Web page and app entries
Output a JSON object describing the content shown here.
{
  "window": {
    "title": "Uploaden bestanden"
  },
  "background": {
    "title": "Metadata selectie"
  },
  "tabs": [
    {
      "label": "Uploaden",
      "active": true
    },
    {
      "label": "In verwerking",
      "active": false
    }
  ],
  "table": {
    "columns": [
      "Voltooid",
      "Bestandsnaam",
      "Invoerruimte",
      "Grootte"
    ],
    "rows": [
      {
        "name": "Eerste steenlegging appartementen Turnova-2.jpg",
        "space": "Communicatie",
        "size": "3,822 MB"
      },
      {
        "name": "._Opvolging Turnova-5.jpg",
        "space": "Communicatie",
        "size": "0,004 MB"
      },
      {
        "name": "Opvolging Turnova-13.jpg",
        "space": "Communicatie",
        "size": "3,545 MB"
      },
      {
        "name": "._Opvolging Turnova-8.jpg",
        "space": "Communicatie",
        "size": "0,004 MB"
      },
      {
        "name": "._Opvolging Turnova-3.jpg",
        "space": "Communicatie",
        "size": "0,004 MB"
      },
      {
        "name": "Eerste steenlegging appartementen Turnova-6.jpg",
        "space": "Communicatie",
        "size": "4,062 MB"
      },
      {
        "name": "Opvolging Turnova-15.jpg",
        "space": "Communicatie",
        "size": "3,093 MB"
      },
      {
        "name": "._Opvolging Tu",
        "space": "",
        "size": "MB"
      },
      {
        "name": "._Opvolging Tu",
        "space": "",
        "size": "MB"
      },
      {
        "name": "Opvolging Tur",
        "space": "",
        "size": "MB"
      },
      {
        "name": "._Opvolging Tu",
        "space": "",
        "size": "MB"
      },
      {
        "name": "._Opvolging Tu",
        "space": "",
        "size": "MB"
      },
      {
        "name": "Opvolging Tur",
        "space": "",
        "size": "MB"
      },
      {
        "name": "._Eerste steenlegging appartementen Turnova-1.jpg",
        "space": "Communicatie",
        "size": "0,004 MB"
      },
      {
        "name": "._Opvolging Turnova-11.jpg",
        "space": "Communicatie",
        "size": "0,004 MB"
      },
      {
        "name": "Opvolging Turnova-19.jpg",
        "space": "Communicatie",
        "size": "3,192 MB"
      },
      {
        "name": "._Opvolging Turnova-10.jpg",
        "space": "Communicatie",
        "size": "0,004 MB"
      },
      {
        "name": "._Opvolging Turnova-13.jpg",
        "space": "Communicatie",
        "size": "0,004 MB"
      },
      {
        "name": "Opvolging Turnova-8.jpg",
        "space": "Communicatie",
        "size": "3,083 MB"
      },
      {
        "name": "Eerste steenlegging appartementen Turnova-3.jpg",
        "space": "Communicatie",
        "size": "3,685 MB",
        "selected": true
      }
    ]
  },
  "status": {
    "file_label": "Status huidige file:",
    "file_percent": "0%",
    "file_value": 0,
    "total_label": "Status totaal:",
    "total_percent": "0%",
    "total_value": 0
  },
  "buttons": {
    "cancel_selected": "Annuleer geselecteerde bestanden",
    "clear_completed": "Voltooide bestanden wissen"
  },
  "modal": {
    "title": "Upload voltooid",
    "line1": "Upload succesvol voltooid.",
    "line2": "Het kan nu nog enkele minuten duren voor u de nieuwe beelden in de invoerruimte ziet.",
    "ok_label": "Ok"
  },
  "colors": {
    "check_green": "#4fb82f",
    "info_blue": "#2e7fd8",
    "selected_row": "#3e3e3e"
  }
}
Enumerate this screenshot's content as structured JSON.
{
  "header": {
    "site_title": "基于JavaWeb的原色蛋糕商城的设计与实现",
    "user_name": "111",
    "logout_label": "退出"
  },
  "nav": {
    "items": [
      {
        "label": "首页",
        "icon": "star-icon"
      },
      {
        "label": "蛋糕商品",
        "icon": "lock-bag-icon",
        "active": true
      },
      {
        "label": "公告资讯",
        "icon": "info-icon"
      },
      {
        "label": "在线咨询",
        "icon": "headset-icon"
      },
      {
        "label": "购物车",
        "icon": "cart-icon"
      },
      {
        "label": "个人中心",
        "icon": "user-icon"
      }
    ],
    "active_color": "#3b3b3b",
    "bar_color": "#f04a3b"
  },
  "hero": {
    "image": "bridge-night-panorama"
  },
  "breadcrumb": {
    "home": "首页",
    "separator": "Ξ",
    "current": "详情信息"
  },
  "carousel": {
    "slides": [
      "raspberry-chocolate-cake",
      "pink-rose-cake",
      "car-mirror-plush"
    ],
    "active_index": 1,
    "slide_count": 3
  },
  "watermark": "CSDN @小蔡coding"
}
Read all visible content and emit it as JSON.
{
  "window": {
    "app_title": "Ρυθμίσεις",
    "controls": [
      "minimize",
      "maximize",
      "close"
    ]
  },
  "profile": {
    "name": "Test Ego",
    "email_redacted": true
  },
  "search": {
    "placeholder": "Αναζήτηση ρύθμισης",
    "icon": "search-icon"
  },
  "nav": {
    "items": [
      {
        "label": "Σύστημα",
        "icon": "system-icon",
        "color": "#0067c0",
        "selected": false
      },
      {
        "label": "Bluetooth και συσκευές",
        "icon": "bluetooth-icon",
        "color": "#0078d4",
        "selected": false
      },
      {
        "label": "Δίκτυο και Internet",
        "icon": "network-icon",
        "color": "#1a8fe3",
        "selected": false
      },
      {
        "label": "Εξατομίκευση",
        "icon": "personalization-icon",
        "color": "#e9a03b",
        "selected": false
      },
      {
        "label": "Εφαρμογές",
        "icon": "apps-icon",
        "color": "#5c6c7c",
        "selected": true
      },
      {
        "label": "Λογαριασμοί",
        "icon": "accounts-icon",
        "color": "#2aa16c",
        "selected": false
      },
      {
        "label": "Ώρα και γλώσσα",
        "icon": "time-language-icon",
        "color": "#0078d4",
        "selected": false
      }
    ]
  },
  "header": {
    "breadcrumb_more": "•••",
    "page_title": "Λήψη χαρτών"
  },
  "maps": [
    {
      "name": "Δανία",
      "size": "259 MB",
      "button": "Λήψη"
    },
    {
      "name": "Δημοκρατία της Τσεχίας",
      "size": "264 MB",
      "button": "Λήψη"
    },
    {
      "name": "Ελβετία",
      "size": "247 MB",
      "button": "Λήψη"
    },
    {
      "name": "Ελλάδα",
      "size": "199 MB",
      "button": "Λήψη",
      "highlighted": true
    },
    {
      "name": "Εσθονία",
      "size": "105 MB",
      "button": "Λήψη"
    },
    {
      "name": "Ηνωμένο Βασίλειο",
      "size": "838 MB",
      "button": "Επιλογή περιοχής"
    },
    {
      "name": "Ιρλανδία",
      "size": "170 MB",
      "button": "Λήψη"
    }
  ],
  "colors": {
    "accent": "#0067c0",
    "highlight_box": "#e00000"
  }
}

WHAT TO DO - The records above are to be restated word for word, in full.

REPLY -
Output a JSON object describing the content shown here.
{
  "window": {
    "title": "Uploaden bestanden"
  },
  "background": {
    "title": "Metadata selectie"
  },
  "tabs": [
    {
      "label": "Uploaden",
      "active": true
    },
    {
      "label": "In verwerking",
      "active": false
    }
  ],
  "table": {
    "columns": [
      "Voltooid",
      "Bestandsnaam",
      "Invoerruimte",
      "Grootte"
    ],
    "rows": [
      {
        "name": "Eerste steenlegging appartementen Turnova-2.jpg",
        "space": "Communicatie",
        "size": "3,822 MB"
      },
      {
        "name": "._Opvolging Turnova-5.jpg",
        "space": "Communicatie",
        "size": "0,004 MB"
      },
      {
        "name": "Opvolging Turnova-13.jpg",
        "space": "Communicatie",
        "size": "3,545 MB"
      },
      {
        "name": "._Opvolging Turnova-8.jpg",
        "space": "Communicatie",
        "size": "0,004 MB"
      },
      {
        "name": "._Opvolging Turnova-3.jpg",
        "space": "Communicatie",
        "size": "0,004 MB"
      },
      {
        "name": "Eerste steenlegging appartementen Turnova-6.jpg",
        "space": "Communicatie",
        "size": "4,062 MB"
      },
      {
        "name": "Opvolging Turnova-15.jpg",
        "space": "Communicatie",
        "size": "3,093 MB"
      },
      {
        "name": "._Opvolging Tu",
        "space": "",
        "size": "MB"
      },
      {
        "name": "._Opvolging Tu",
        "space": "",
        "size": "MB"
      },
      {
        "name": "Opvolging Tur",
        "space": "",
        "size": "MB"
      },
      {
        "name": "._Opvolging Tu",
        "space": "",
        "size": "MB"
      },
      {
        "name": "._Opvolging Tu",
        "space": "",
        "size": "MB"
      },
      {
        "name": "Opvolging Tur",
        "space": "",
        "size": "MB"
      },
      {
        "name": "._Eerste steenlegging appartementen Turnova-1.jpg",
        "space": "Communicatie",
        "size": "0,004 MB"
      },
      {
        "name": "._Opvolging Turnova-11.jpg",
        "space": "Communicatie",
        "size": "0,004 MB"
      },
      {
        "name": "Opvolging Turnova-19.jpg",
        "space": "Communicatie",
        "size": "3,192 MB"
      },
      {
        "name": "._Opvolging Turnova-10.jpg",
        "space": "Communicatie",
        "size": "0,004 MB"
      },
      {
        "name": "._Opvolging Turnova-13.jpg",
        "space": "Communicatie",
        "size": "0,004 MB"
      },
      {
        "name": "Opvolging Turnova-8.jpg",
        "space": "Communicatie",
        "size": "3,083 MB"
      },
      {
        "name": "Eerste steenlegging appartementen Turnova-3.jpg",
        "space": "Communicatie",
        "size": "3,685 MB",
        "selected": true
      }
    ]
  },
  "status": {
    "file_label": "Status huidige file:",
    "file_percent": "0%",
    "file_value": 0,
    "total_label": "Status totaal:",
    "total_percent": "0%",
    "total_value": 0
  },
  "buttons": {
    "cancel_selected": "Annuleer geselecteerde bestanden",
    "clear_completed": "Voltooide bestanden wissen"
  },
  "modal": {
    "title": "Upload voltooid",
    "line1": "Upload succesvol voltooid.",
    "line2": "Het kan nu nog enkele minuten duren voor u de nieuwe beelden in de invoerruimte ziet.",
    "ok_label": "Ok"
  },
  "colors": {
    "check_green": "#4fb82f",
    "info_blue": "#2e7fd8",
    "selected_row": "#3e3e3e"
  }
}
Enumerate this screenshot's content as structured JSON.
{
  "header": {
    "site_title": "基于JavaWeb的原色蛋糕商城的设计与实现",
    "user_name": "111",
    "logout_label": "退出"
  },
  "nav": {
    "items": [
      {
        "label": "首页",
        "icon": "star-icon"
      },
      {
        "label": "蛋糕商品",
        "icon": "lock-bag-icon",
        "active": true
      },
      {
        "label": "公告资讯",
        "icon": "info-icon"
      },
      {
        "label": "在线咨询",
        "icon": "headset-icon"
      },
      {
        "label": "购物车",
        "icon": "cart-icon"
      },
      {
        "label": "个人中心",
        "icon": "user-icon"
      }
    ],
    "active_color": "#3b3b3b",
    "bar_color": "#f04a3b"
  },
  "hero": {
    "image": "bridge-night-panorama"
  },
  "breadcrumb": {
    "home": "首页",
    "separator": "Ξ",
    "current": "详情信息"
  },
  "carousel": {
    "slides": [
      "raspberry-chocolate-cake",
      "pink-rose-cake",
      "car-mirror-plush"
    ],
    "active_index": 1,
    "slide_count": 3
  },
  "watermark": "CSDN @小蔡coding"
}
Read all visible content and emit it as JSON.
{
  "window": {
    "app_title": "Ρυθμίσεις",
    "controls": [
      "minimize",
      "maximize",
      "close"
    ]
  },
  "profile": {
    "name": "Test Ego",
    "email_redacted": true
  },
  "search": {
    "placeholder": "Αναζήτηση ρύθμισης",
    "icon": "search-icon"
  },
  "nav": {
    "items": [
      {
        "label": "Σύστημα",
        "icon": "system-icon",
        "color": "#0067c0",
        "selected": false
      },
      {
        "label": "Bluetooth και συσκευές",
        "icon": "bluetooth-icon",
        "color": "#0078d4",
        "selected": false
      },
      {
        "label": "Δίκτυο και Internet",
        "icon": "network-icon",
        "color": "#1a8fe3",
        "selected": false
      },
      {
        "label": "Εξατομίκευση",
        "icon": "personalization-icon",
        "color": "#e9a03b",
        "selected": false
      },
      {
        "label": "Εφαρμογές",
        "icon": "apps-icon",
        "color": "#5c6c7c",
        "selected": true
      },
      {
        "label": "Λογαριασμοί",
        "icon": "accounts-icon",
        "color": "#2aa16c",
        "selected": false
      },
      {
        "label": "Ώρα και γλώσσα",
        "icon": "time-language-icon",
        "color": "#0078d4",
        "selected": false
      }
    ]
  },
  "header": {
    "breadcrumb_more": "•••",
    "page_title": "Λήψη χαρτών"
  },
  "maps": [
    {
      "name": "Δανία",
      "size": "259 MB",
      "button": "Λήψη"
    },
    {
      "name": "Δημοκρατία της Τσεχίας",
      "size": "264 MB",
      "button": "Λήψη"
    },
    {
      "name": "Ελβετία",
      "size": "247 MB",
      "button": "Λήψη"
    },
    {
      "name": "Ελλάδα",
      "size": "199 MB",
      "button": "Λήψη",
      "highlighted": true
    },
    {
      "name": "Εσθονία",
      "size": "105 MB",
      "button": "Λήψη"
    },
    {
      "name": "Ηνωμένο Βασίλειο",
      "size": "838 MB",
      "button": "Επιλογή περιοχής"
    },
    {
      "name": "Ιρλανδία",
      "size": "170 MB",
      "button": "Λήψη"
    }
  ],
  "colors": {
    "accent": "#0067c0",
    "highlight_box": "#e00000"
  }
}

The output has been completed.